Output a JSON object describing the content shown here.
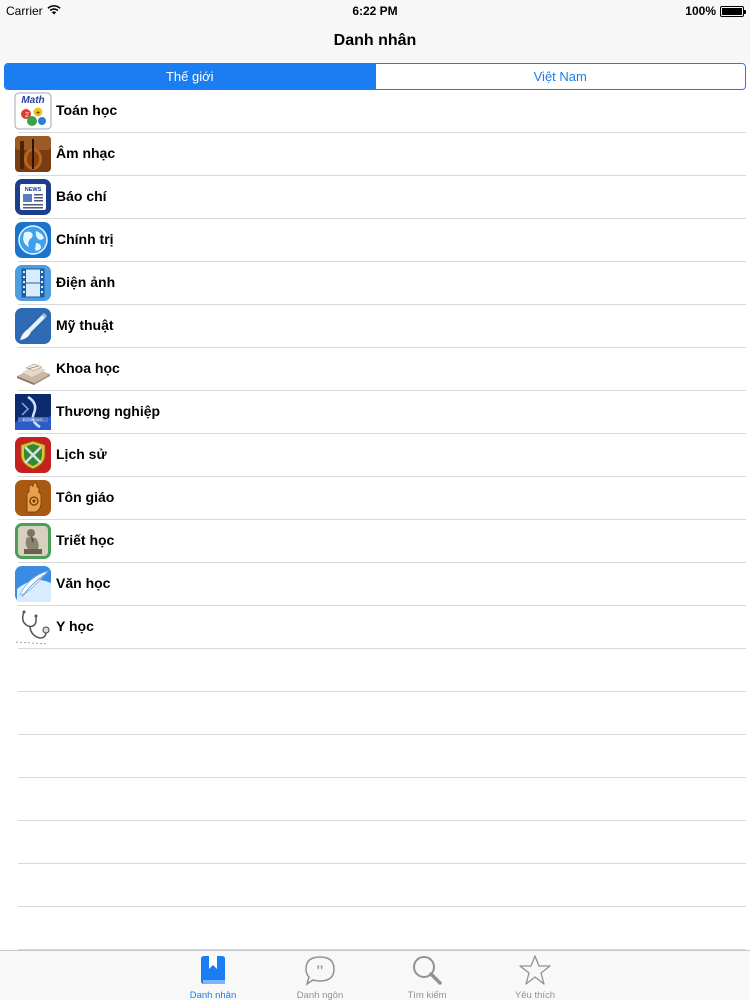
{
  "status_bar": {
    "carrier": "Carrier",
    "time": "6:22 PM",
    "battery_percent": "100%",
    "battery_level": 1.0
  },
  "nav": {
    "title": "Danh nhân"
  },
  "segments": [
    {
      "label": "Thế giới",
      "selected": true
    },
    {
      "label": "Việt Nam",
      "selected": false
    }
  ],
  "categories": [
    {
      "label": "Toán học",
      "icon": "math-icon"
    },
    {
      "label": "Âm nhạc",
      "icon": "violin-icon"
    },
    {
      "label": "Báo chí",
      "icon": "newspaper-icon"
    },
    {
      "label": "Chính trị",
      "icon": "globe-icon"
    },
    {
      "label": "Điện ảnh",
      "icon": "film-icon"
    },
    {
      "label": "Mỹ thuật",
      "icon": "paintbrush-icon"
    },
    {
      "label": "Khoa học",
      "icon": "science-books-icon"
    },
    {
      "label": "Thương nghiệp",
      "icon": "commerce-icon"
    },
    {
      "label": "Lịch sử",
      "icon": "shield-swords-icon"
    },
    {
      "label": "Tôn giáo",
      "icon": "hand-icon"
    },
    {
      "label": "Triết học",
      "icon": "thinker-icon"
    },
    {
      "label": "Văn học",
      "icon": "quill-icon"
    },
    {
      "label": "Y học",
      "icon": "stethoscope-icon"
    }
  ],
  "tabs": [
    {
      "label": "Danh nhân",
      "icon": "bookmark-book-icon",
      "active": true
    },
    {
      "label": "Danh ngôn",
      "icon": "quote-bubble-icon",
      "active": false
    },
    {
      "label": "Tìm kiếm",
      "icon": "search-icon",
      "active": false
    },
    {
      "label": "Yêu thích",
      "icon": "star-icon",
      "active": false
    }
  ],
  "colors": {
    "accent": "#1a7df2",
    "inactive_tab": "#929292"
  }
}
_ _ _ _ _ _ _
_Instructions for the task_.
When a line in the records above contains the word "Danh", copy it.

_Expected answer_.
    "title": "Danh nhân"
      "label": "Danh nhân",
      "label": "Danh ngôn",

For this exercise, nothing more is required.